Study material:
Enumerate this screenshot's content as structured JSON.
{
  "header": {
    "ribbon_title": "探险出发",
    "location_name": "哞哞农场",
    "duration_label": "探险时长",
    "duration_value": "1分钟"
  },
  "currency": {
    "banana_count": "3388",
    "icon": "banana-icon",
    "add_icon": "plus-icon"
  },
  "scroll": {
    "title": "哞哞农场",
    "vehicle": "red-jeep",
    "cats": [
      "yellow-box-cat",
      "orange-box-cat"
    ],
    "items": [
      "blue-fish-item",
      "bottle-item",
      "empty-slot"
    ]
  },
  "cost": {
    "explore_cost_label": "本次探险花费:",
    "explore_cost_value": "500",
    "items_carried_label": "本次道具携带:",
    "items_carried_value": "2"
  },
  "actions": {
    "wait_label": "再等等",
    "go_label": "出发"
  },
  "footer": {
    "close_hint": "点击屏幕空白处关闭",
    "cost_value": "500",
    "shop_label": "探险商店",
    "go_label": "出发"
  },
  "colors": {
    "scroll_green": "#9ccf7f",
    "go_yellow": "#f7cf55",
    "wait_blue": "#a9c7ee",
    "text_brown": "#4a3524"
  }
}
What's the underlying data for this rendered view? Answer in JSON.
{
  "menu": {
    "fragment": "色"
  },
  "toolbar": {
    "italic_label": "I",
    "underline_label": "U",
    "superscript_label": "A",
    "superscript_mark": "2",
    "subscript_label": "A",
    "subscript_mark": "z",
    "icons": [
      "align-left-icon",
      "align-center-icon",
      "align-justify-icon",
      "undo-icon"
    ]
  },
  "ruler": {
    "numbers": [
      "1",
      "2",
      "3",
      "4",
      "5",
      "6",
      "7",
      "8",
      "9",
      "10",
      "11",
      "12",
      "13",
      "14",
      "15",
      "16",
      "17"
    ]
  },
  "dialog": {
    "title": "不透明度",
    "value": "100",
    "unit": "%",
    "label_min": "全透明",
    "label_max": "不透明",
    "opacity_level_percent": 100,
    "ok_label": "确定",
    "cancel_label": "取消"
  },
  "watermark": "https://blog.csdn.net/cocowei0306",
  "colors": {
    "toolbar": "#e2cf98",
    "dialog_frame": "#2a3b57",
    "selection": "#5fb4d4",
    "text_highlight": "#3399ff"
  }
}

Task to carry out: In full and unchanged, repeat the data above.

Exercise solution:
Enumerate this screenshot's content as structured JSON.
{
  "header": {
    "ribbon_title": "探险出发",
    "location_name": "哞哞农场",
    "duration_label": "探险时长",
    "duration_value": "1分钟"
  },
  "currency": {
    "banana_count": "3388",
    "icon": "banana-icon",
    "add_icon": "plus-icon"
  },
  "scroll": {
    "title": "哞哞农场",
    "vehicle": "red-jeep",
    "cats": [
      "yellow-box-cat",
      "orange-box-cat"
    ],
    "items": [
      "blue-fish-item",
      "bottle-item",
      "empty-slot"
    ]
  },
  "cost": {
    "explore_cost_label": "本次探险花费:",
    "explore_cost_value": "500",
    "items_carried_label": "本次道具携带:",
    "items_carried_value": "2"
  },
  "actions": {
    "wait_label": "再等等",
    "go_label": "出发"
  },
  "footer": {
    "close_hint": "点击屏幕空白处关闭",
    "cost_value": "500",
    "shop_label": "探险商店",
    "go_label": "出发"
  },
  "colors": {
    "scroll_green": "#9ccf7f",
    "go_yellow": "#f7cf55",
    "wait_blue": "#a9c7ee",
    "text_brown": "#4a3524"
  }
}
What's the underlying data for this rendered view? Answer in JSON.
{
  "menu": {
    "fragment": "色"
  },
  "toolbar": {
    "italic_label": "I",
    "underline_label": "U",
    "superscript_label": "A",
    "superscript_mark": "2",
    "subscript_label": "A",
    "subscript_mark": "z",
    "icons": [
      "align-left-icon",
      "align-center-icon",
      "align-justify-icon",
      "undo-icon"
    ]
  },
  "ruler": {
    "numbers": [
      "1",
      "2",
      "3",
      "4",
      "5",
      "6",
      "7",
      "8",
      "9",
      "10",
      "11",
      "12",
      "13",
      "14",
      "15",
      "16",
      "17"
    ]
  },
  "dialog": {
    "title": "不透明度",
    "value": "100",
    "unit": "%",
    "label_min": "全透明",
    "label_max": "不透明",
    "opacity_level_percent": 100,
    "ok_label": "确定",
    "cancel_label": "取消"
  },
  "watermark": "https://blog.csdn.net/cocowei0306",
  "colors": {
    "toolbar": "#e2cf98",
    "dialog_frame": "#2a3b57",
    "selection": "#5fb4d4",
    "text_highlight": "#3399ff"
  }
}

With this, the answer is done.